Blood transfusions helped toddler recover from leukemia
Tyler Hynes has gone through more in his short life than many people have by the time they turn 50.
© — Photo by Rhonda Hayward/The Telegram
Tyler and his mom, Beth Hynes, at their home in St. Philip’s.
The three-year-old was diagnosed with acute lymphoblastic leukemia shortly after his second birthday. The family was living in Clarenville at the time.
“We had to get an ambulance into St. John’s that day,” said his mother, Beth. “When we got into town his counts were critically low. Hemoglobin, platelets were pretty much down to nothing, so right away they had to give him a platelet transfusion and then a blood transfusion and then another platelet transfusion after that.”
Since then, Tyler has been in the hospital multiple times with fevers and infections. Fortunately, he has not needed any blood transfusions lately.
“But it’s still possible that during his course of treatment he could need more platelet transfusions or more blood transfusions,” said his mother.
Beth says Tyler is in remission and is recovering well. He receives chemotherapy every 28 days at the Janeway Children’s Health and Rehabilitation Centre, and Beth administers an oral dose of medication daily.
The Hynes family has moved to Portugal Cove-St. Philip’s to be closer to the Janeway because Tyler’s treatment will last 3 1/2 years, Beth said.
“The Janeway has been fantastic. They are like my second family,” she said. “I have no hesitation in calling them about anything if I have any questions or concerns. They’re always there to help me."
Beth says the doctors and nurses know them so well that it has helped the family a great deal. Tyler doesn’t even mind going to the hospital anymore, she said.
“He gets blood work done and doesn’t have a hitch with that,” Beth said. “He actually sat up in his chair for the first time by himself, with me, the last time we were there.”
The ordeal has been stressful for the family.
“Tyler has a sister who is six years old. (It has been) a big change for her, especially when we had to move and then she had to start school here in St. Philip’s,” Beth said. “It’s a very stressful, trying time. When you have a sick child, you’re always worried about everything.”
- Read more special articles:
- Bouncing back
- Saving a life is as simple as donating blood, husband and father says
- Blood donations were key to saving boy’s leg
- Bike accident highlights need for blood
Blood donations have been key to Tyler’s recovery.
“The first thing they did with Tyler when we got into the Janeway, after they found out his diagnosis, was give him a platelet transfusion, a blood transfusion and another platelet transfusion,” Beth said. “If it wasn’t for those people donating blood, then he wouldn’t have been able to get well.”
Tyler may need transfusions in the future, so it’s important to his family that people donate blood.
Tyler’s father, Curtis, said he always intended to be a blood donor, but until his son became ill he didn’t realize how important it is to give blood whenever you can.
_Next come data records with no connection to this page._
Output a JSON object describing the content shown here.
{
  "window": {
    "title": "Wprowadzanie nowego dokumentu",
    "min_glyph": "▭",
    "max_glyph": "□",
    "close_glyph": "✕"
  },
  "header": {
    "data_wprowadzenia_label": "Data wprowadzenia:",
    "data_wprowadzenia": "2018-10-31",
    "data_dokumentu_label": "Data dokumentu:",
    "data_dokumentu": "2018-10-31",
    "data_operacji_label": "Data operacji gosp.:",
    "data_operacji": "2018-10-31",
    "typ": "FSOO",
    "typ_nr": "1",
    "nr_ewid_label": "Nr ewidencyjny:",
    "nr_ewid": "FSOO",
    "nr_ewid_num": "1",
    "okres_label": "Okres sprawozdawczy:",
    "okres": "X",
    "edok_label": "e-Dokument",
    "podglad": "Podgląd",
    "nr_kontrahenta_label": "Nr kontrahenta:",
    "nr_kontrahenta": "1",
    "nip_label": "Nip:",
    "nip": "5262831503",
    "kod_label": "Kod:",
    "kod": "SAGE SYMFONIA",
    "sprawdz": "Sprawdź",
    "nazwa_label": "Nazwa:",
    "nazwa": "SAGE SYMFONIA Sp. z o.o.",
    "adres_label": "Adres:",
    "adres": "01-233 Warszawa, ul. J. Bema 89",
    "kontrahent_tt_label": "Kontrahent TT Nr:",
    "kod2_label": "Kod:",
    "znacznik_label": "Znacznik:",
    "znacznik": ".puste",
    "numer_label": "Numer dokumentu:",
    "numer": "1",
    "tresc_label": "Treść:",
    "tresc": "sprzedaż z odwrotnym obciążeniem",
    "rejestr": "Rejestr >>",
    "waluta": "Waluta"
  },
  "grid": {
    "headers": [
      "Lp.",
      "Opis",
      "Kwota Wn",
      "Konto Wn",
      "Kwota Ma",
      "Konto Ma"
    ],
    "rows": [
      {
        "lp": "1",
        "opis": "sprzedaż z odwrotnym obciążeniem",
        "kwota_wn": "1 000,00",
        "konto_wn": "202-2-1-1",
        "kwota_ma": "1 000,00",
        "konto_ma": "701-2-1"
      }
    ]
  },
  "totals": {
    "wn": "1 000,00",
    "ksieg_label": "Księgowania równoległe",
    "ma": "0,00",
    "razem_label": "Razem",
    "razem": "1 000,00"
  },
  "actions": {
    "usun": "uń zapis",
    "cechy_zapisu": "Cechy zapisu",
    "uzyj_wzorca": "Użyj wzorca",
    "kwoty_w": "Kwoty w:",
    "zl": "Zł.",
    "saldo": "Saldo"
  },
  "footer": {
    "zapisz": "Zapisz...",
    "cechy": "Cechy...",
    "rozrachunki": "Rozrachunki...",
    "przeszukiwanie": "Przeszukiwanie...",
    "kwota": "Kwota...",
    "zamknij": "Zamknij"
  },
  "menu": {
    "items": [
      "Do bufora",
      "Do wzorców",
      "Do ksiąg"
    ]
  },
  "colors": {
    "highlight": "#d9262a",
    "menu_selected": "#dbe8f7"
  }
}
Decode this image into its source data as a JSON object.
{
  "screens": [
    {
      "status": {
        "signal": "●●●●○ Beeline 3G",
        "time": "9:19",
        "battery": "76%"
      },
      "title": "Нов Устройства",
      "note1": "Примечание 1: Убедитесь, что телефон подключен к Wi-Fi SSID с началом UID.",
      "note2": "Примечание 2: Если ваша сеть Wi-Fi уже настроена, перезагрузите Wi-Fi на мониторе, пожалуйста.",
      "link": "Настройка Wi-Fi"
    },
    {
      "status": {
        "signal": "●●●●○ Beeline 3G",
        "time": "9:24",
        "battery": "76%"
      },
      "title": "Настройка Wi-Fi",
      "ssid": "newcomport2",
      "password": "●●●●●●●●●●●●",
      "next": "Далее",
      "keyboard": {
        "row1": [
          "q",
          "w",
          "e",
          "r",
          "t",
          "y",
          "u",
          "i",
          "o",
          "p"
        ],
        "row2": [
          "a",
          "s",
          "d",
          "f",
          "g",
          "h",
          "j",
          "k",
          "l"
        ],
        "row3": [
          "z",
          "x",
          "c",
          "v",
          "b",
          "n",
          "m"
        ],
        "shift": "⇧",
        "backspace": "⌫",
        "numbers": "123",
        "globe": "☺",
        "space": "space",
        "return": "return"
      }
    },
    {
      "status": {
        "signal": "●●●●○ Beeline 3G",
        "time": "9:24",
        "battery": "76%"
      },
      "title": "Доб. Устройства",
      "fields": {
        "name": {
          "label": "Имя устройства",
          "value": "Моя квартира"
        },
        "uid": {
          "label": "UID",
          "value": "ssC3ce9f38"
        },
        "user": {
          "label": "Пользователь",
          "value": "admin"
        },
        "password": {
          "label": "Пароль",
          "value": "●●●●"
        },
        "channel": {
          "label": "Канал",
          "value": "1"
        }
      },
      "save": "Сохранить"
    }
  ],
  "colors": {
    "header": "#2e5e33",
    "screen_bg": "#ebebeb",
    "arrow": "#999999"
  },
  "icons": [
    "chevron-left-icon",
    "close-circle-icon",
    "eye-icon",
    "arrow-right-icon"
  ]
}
Now he is a blood donor.
“This all happening really put it in the forefront and I really understood the importance of it,” Curtis said.
He is hoping to establish a blood donors’ clinic at his workplace.
“It is extremely important to give blood,” he said. “They need every drop they can get.”
The Telegram is encouraging readers to donate blood this week as part of its annual The Telegram Saves Lives blood drive campaign. The blood drive runs from Oct. 21-25. Read The Telegram this week for more stories on donating blood, and visit thetelegram.com for a special section with more stories and videos.
7 Wicklow St., St. John’s
Today from 11 a.m. to 7 p.m.
Friday from 9 a.m. to 1 p.m.